What the exercise asks: Find the word "Kami" in the data, then copy each line where it is found.

Available data:
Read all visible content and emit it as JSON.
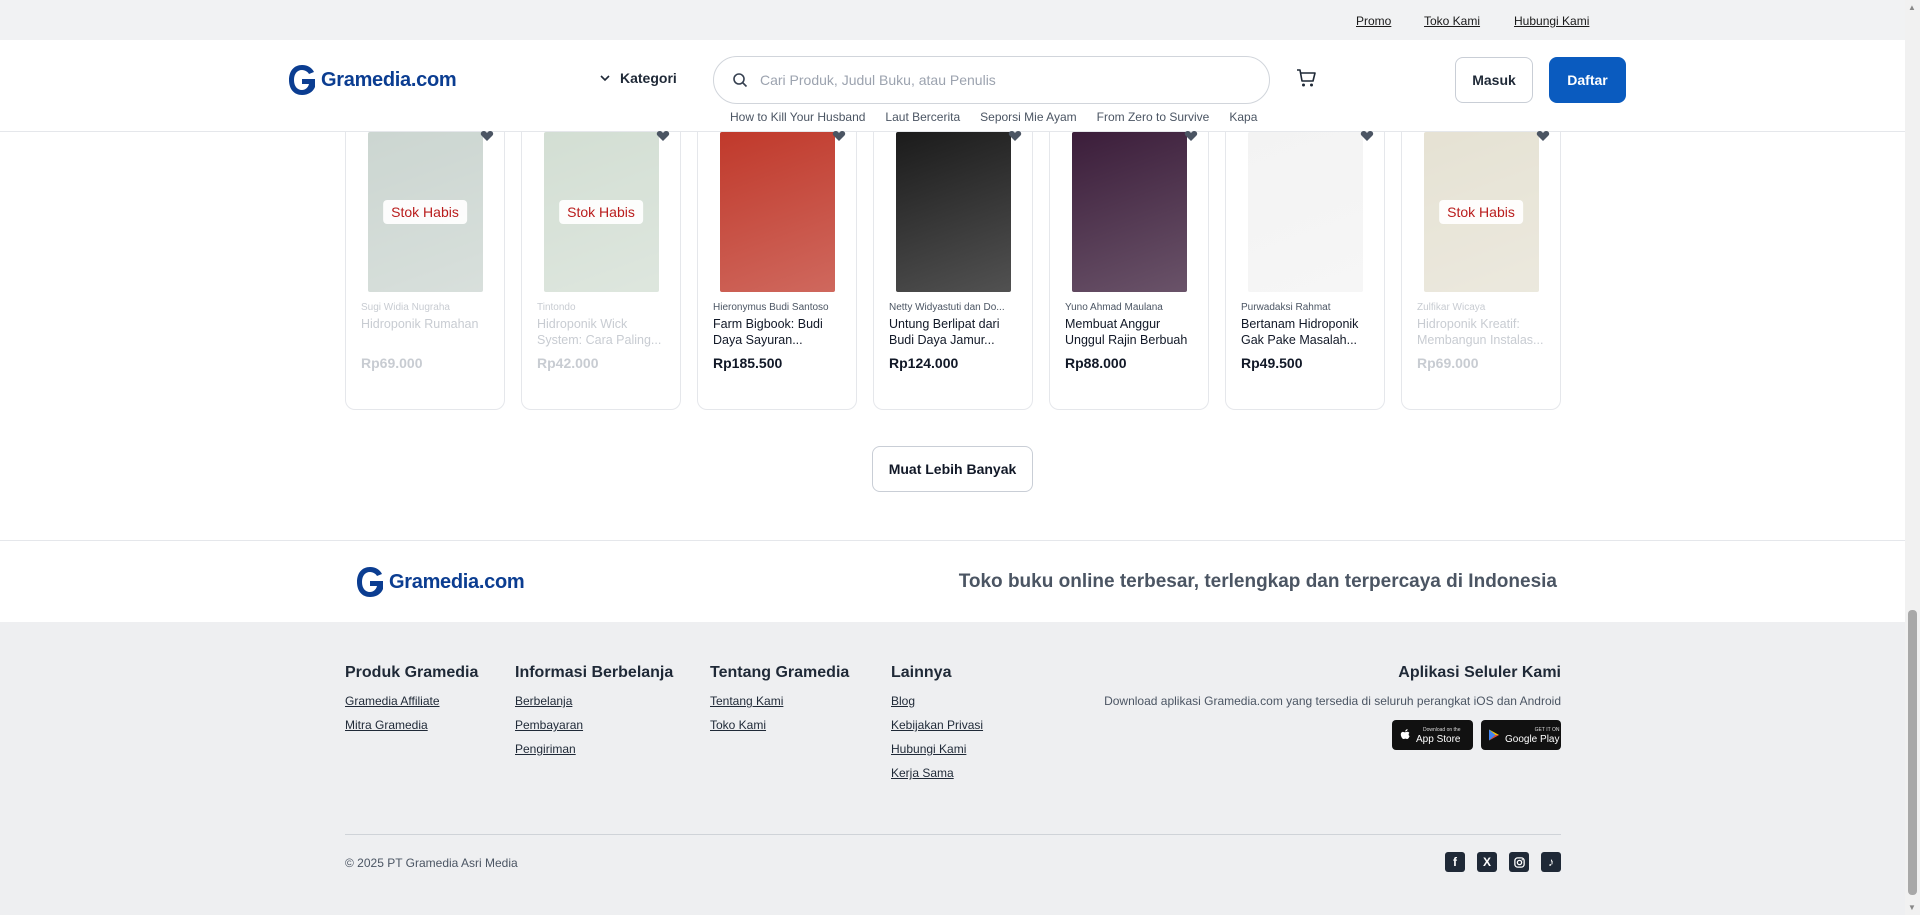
{
  "topbar": {
    "promo": "Promo",
    "toko_kami": "Toko Kami",
    "hubungi_kami": "Hubungi Kami"
  },
  "header": {
    "logo_text": "Gramedia.com",
    "kategori_label": "Kategori",
    "search_placeholder": "Cari Produk, Judul Buku, atau Penulis",
    "login_label": "Masuk",
    "register_label": "Daftar",
    "trending": [
      "How to Kill Your Husband",
      "Laut Bercerita",
      "Seporsi Mie Ayam",
      "From Zero to Survive",
      "Kapa"
    ]
  },
  "products": [
    {
      "author": "Sugi Widia Nugraha",
      "title": "Hidroponik Rumahan",
      "price": "Rp69.000",
      "stock_label": "Stok Habis",
      "cover_color": "#8fa59a"
    },
    {
      "author": "Tintondo",
      "title": "Hidroponik Wick System: Cara Paling...",
      "price": "Rp42.000",
      "stock_label": "Stok Habis",
      "cover_color": "#9fb8a0"
    },
    {
      "author": "Hieronymus Budi Santoso",
      "title": "Farm Bigbook: Budi Daya Sayuran...",
      "price": "Rp185.500",
      "stock_label": "",
      "cover_color": "#c0392b"
    },
    {
      "author": "Netty Widyastuti dan Do...",
      "title": "Untung Berlipat dari Budi Daya Jamur...",
      "price": "Rp124.000",
      "stock_label": "",
      "cover_color": "#1b1b1b"
    },
    {
      "author": "Yuno Ahmad Maulana",
      "title": "Membuat Anggur Unggul Rajin Berbuah",
      "price": "Rp88.000",
      "stock_label": "",
      "cover_color": "#3b1d3a"
    },
    {
      "author": "Purwadaksi Rahmat",
      "title": "Bertanam Hidroponik Gak Pake Masalah...",
      "price": "Rp49.500",
      "stock_label": "",
      "cover_color": "#f3f3f3"
    },
    {
      "author": "Zulfikar Wicaya",
      "title": "Hidroponik Kreatif: Membangun Instalas...",
      "price": "Rp69.000",
      "stock_label": "Stok Habis",
      "cover_color": "#c8c0a0"
    }
  ],
  "load_more_label": "Muat Lebih Banyak",
  "brand_strip": {
    "logo_text": "Gramedia.com",
    "tagline": "Toko buku online terbesar, terlengkap dan terpercaya di Indonesia"
  },
  "footer": {
    "columns": [
      {
        "heading": "Produk Gramedia",
        "links": [
          "Gramedia Affiliate",
          "Mitra Gramedia"
        ]
      },
      {
        "heading": "Informasi Berbelanja",
        "links": [
          "Berbelanja",
          "Pembayaran",
          "Pengiriman"
        ]
      },
      {
        "heading": "Tentang Gramedia",
        "links": [
          "Tentang Kami",
          "Toko Kami"
        ]
      },
      {
        "heading": "Lainnya",
        "links": [
          "Blog",
          "Kebijakan Privasi",
          "Hubungi Kami",
          "Kerja Sama"
        ]
      }
    ],
    "apps_heading": "Aplikasi Seluler Kami",
    "apps_desc": "Download aplikasi Gramedia.com yang tersedia di seluruh perangkat iOS dan Android",
    "app_store": {
      "small": "Download on the",
      "big": "App Store"
    },
    "google_play": {
      "small": "GET IT ON",
      "big": "Google Play"
    },
    "copyright": "© 2025 PT Gramedia Asri Media",
    "social": [
      "facebook-icon",
      "x-icon",
      "instagram-icon",
      "tiktok-icon"
    ]
  },
  "colors": {
    "brand_blue": "#0a5bbf",
    "logo_blue": "#0b3d91",
    "out_of_stock": "#b91c1c"
  }
}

Written solution:
    "toko_kami": "Toko Kami",
    "hubungi_kami": "Hubungi Kami"
          "Tentang Kami",
          "Toko Kami"
          "Hubungi Kami",
    "apps_heading": "Aplikasi Seluler Kami",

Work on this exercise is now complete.